Chris (looking forward to Indie-ana)
Logged
jrs
Member

Posts: 373


« Reply #5 on: April 20, 2004, 07:04:08 AM »

I'm going to back up Michael's earlier comments that a sale bin would consume more valuable space than it's worth.  I worked at the booth last year, and all horizontal surfaces were highly sought after for (1) displaying the games, (2) demo-ing the games, and (3) storing stuff (usually under or around the back table).  At the beginning of the day, everything would be neat, orderly, and open.  But once you start adding people, activity, and various transactions, space just disappeared.  I remember a couple times when I had to clear away a section of the back table just to use the credit card swipy-thing because every surface was covered.  Even one extra box that in itself does not promote the games at the booth or the Forge directly, would quickly become superfluous.

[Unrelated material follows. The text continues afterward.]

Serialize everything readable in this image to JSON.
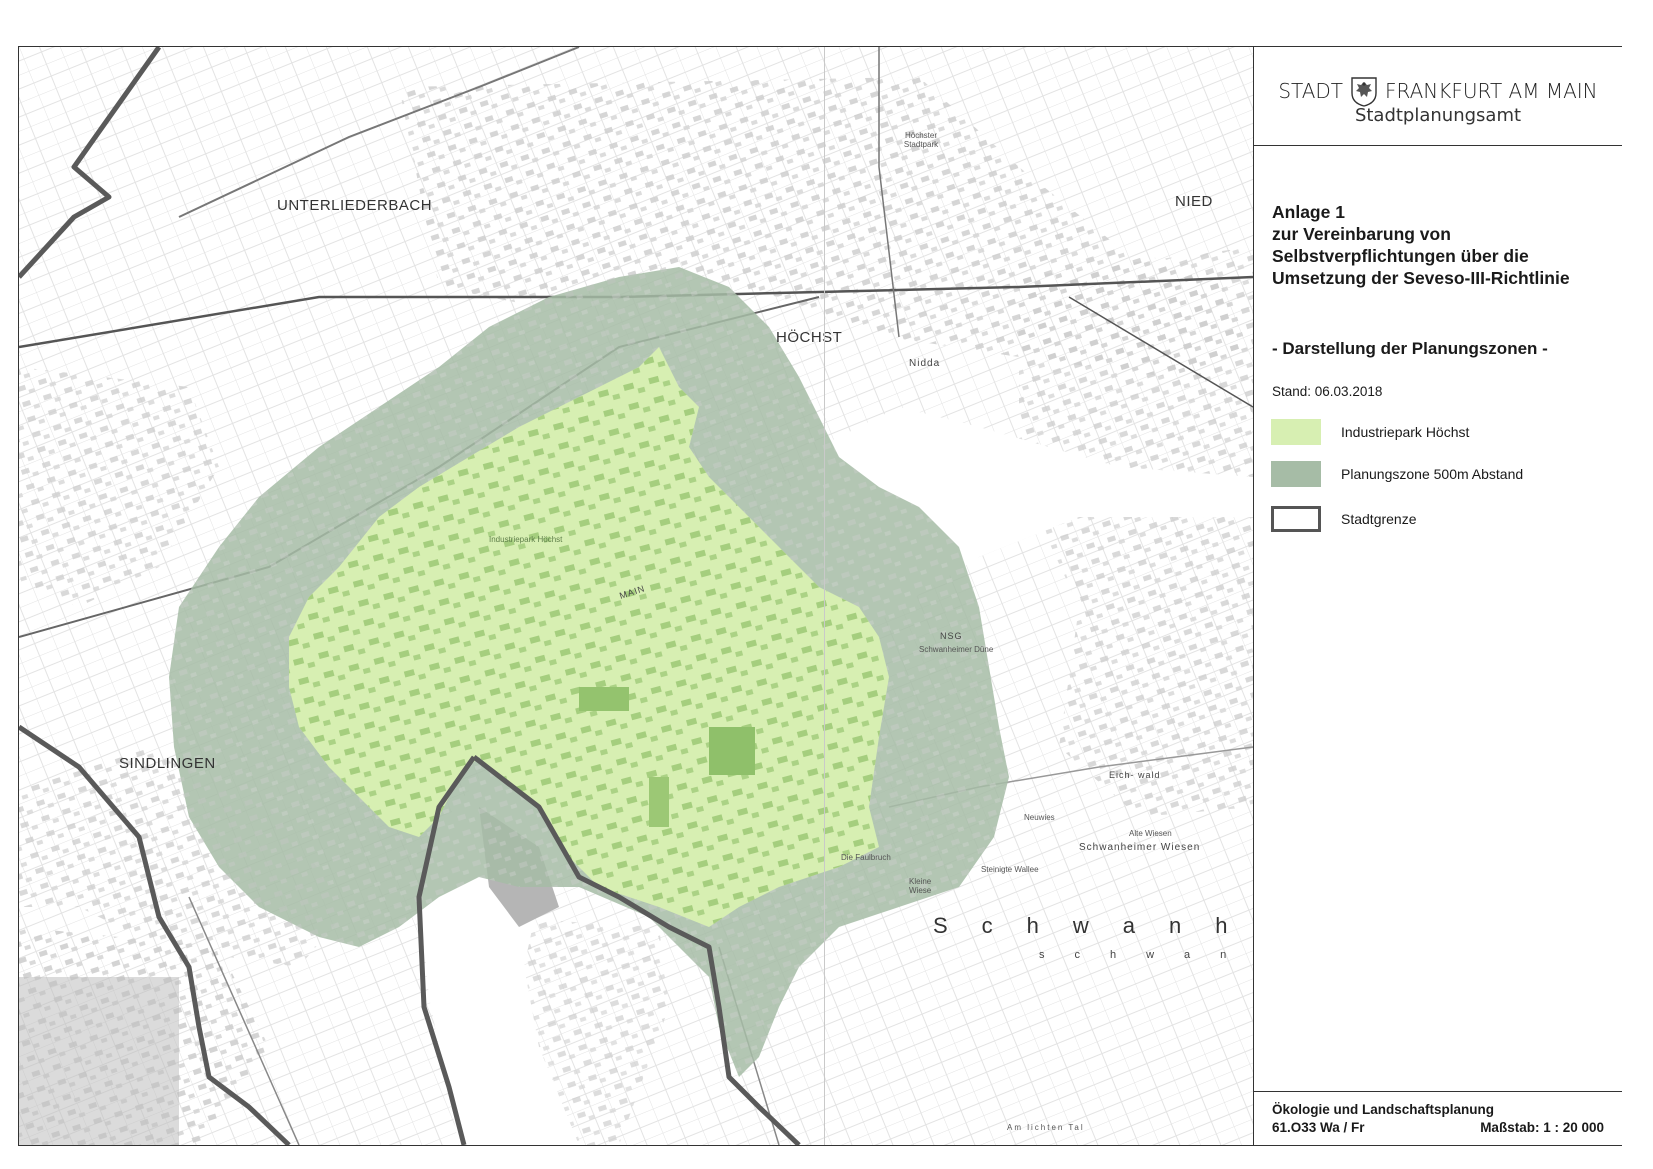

As to booth layout, I think having the check-out table at the back of the booth worked well even when it did get super crowded.  Although, I personally would have liked to have it to one side of the booth so that the short end of the L-table was accessible from the aisle.  It would provide a "person behind a table" for the folks who have questions, but don't quite want to delve into the booth.

Julie
Logged
Valamir
Member

Posts: 5574


WWW
« Reply #6 on: April 20, 2004, 07:33:54 AM »

I would much prefer to see the check out at an edge, preferably a back corner where the cash jockey could handle payments from within the booth as well as from without.  

Trying to get a paying customer who wants to buy a half dozen games through the crunch of demos and display to the cashier, was less than ideal.  I'd rather have the option of walking out of the booth with them and around the corner where they can be taken care of (and occupy isle space rather than booth space).
Logged

Jürgen Mayer
Member

Posts: 240


WWW
« Reply #7 on: April 20, 2004, 10:43:38 AM »

I second the check-out edge suggestion. Paying for your books has to be easy and not a hassle, and the center of the booth was often crowded with booth people explaining games to customers.
Logged

URL]http://disastermachine.com[/URLhttp://disastermachine.com
Pages: [1]
Print
Jump to:  

Powered by MySQL Powered by PHP Powered by SMF 1.1.11 | SMF © 2006-2009, Simple Machines LLC
Oxygen design by Bloc
Valid XHTML 1.0! Valid CSS!